I frequently look at job listings to see the kind of positions currently available. I recently saw a few that listed a cut-off date for accepting applications. If job seekers see a listing a few days after the “apply by” date in the ad, should they still send in an application? And if so, should they address the date of application in their cover letter?
While the success of a “past due” application will depend on the policy of the company listing the job, it can’t hurt to apply, according to Shelley Piedmont, a career coach, resume writer and LinkedIn profile optimizer.
“For some organizations, especially governmental entities, the deadline for applying for a job may be a hard one due to the rules and regulations they have around employment. For others, it may be more a soft deadline,” Piedmont says. “If the job posting is still up, so you are still able to apply, you might as well try to see if your application will be accepted. For some organizations, as long as it is the next day or a few days later, they may allow you to be included in the applicant pool.”
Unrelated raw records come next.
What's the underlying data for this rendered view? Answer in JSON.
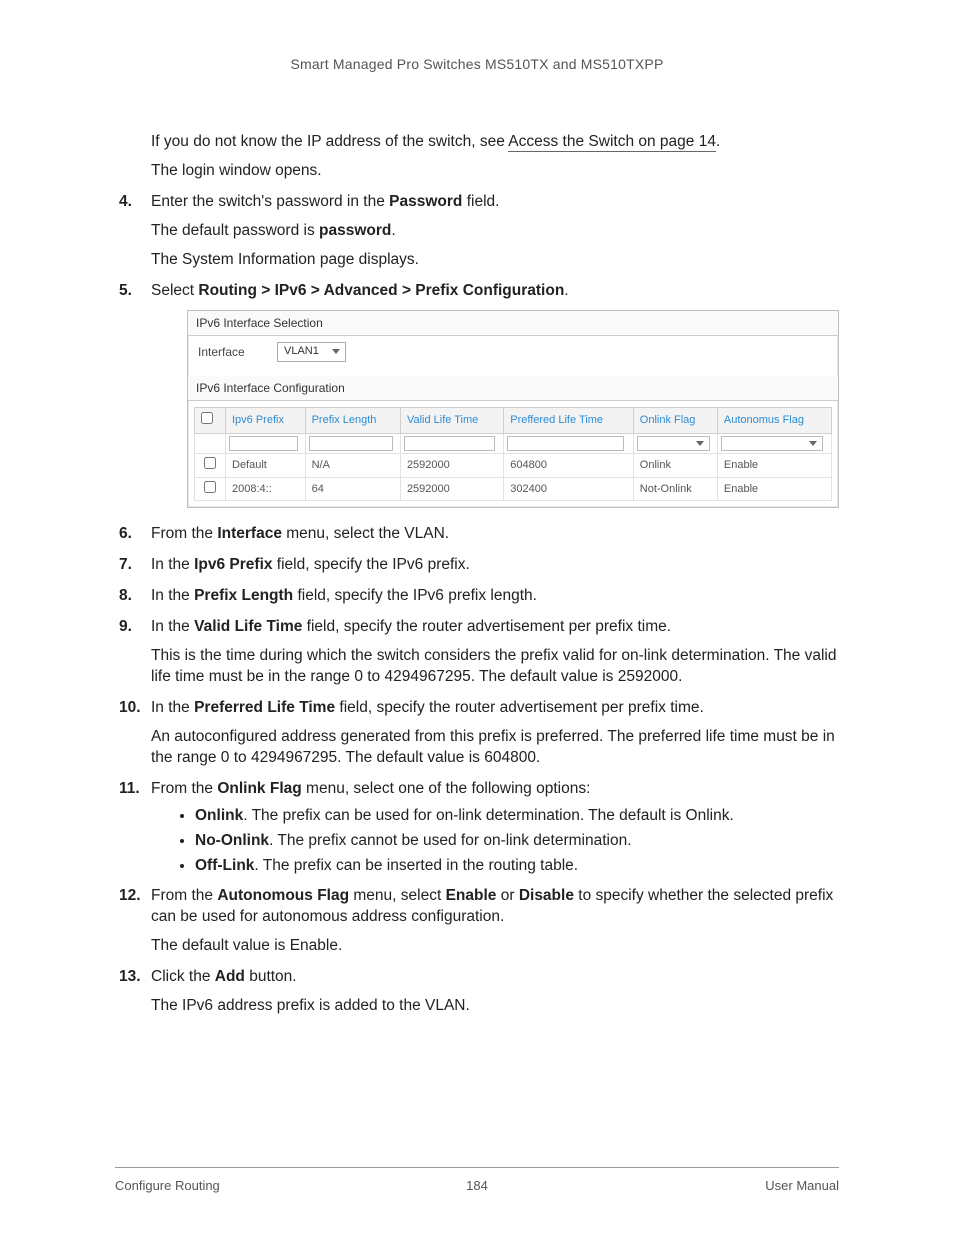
{
  "header": {
    "title": "Smart Managed Pro Switches MS510TX and MS510TXPP"
  },
  "intro": {
    "line1a": "If you do not know the IP address of the switch, see ",
    "link": "Access the Switch on page 14",
    "line1b": ".",
    "line2": "The login window opens."
  },
  "steps": {
    "s4": {
      "main_a": "Enter the switch's password in the ",
      "main_b": "Password",
      "main_c": " field.",
      "sub1_a": "The default password is ",
      "sub1_b": "password",
      "sub1_c": ".",
      "sub2": "The System Information page displays."
    },
    "s5": {
      "a": "Select ",
      "b": "Routing > IPv6 > Advanced > Prefix Configuration",
      "c": "."
    },
    "s6": {
      "a": "From the ",
      "b": "Interface",
      "c": " menu, select the VLAN."
    },
    "s7": {
      "a": "In the ",
      "b": "Ipv6 Prefix",
      "c": " field, specify the IPv6 prefix."
    },
    "s8": {
      "a": "In the ",
      "b": "Prefix Length",
      "c": " field, specify the IPv6 prefix length."
    },
    "s9": {
      "a": "In the ",
      "b": "Valid Life Time",
      "c": " field, specify the router advertisement per prefix time.",
      "sub": "This is the time during which the switch considers the prefix valid for on-link determination. The valid life time must be in the range 0 to 4294967295. The default value is 2592000."
    },
    "s10": {
      "a": "In the ",
      "b": "Preferred Life Time",
      "c": " field, specify the router advertisement per prefix time.",
      "sub": "An autoconfigured address generated from this prefix is preferred. The preferred life time must be in the range 0 to 4294967295. The default value is 604800."
    },
    "s11": {
      "a": "From the ",
      "b": "Onlink Flag",
      "c": " menu, select one of the following options:",
      "bullets": [
        {
          "b": "Onlink",
          "t": ". The prefix can be used for on-link determination. The default is Onlink."
        },
        {
          "b": "No-Onlink",
          "t": ". The prefix cannot be used for on-link determination."
        },
        {
          "b": "Off-Link",
          "t": ". The prefix can be inserted in the routing table."
        }
      ]
    },
    "s12": {
      "a": "From the ",
      "b": "Autonomous Flag",
      "c": " menu, select ",
      "d": "Enable",
      "e": " or ",
      "f": "Disable",
      "g": " to specify whether the selected prefix can be used for autonomous address configuration.",
      "sub": "The default value is Enable."
    },
    "s13": {
      "a": "Click the ",
      "b": "Add",
      "c": " button.",
      "sub": "The IPv6 address prefix is added to the VLAN."
    }
  },
  "panel": {
    "section1_title": "IPv6 Interface Selection",
    "interface_label": "Interface",
    "interface_value": "VLAN1",
    "section2_title": "IPv6 Interface Configuration",
    "columns": [
      "Ipv6 Prefix",
      "Prefix Length",
      "Valid Life Time",
      "Preffered Life Time",
      "Onlink Flag",
      "Autonomus Flag"
    ],
    "rows": [
      {
        "prefix": "Default",
        "len": "N/A",
        "valid": "2592000",
        "pref": "604800",
        "onlink": "Onlink",
        "auto": "Enable"
      },
      {
        "prefix": "2008:4::",
        "len": "64",
        "valid": "2592000",
        "pref": "302400",
        "onlink": "Not-Onlink",
        "auto": "Enable"
      }
    ]
  },
  "footer": {
    "left": "Configure Routing",
    "center": "184",
    "right": "User Manual"
  }
}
If you know someone inside the company, let them know you’re interested in the job, Piedmont adds.
“You should reach out and ask if they will contact the hiring team to see if your application will be accepted,” she advises. “Make sure to send your resume to your contact so it can be given to the hiring team directly. If you appear well-qualified for the role, the hiring team may allow an exception if it is a hard deadline.”
And as Brie Reynolds, FlexJobs’ career development manager, noted in a blog post last fall, “Even if you’re too late for this job, submitting an excellent cover letter and well-edited resume that matches the position allows you to make a great first impression for potential future openings, or in case this job becomes available again shortly or in the future.”
Jagoda Wieczorek, manager of HR at ResumeLab, has a slightly different take on the topic. He says unless the job was posted for only a short time, it isn’t worth the time it would take to apply.
“If a company lists a cut-off date, odds are high they’re doing it on purpose knowing that they’ll be inundated with applications,” Wieczorek says. “Your time is much better spent setting up strategic notifications and alerts so that you’re one of the first to know when a role opens up at a company of your dreams.”
If you do decide to send your resume past the deadline, don’t mention that it’s late, says Ron Auerbach, resume writer, career coach, and educator and author of “Think Like an Interviewer: Your Job Hunting Guide to Success.”
“I would not recommend saying anything in your cover letter about it because it will draw even more attention to your having missed their established deadline,” Auerbach says. “Instead, keep the focus on the value you bring!”
(Article written by Kathleen Furore)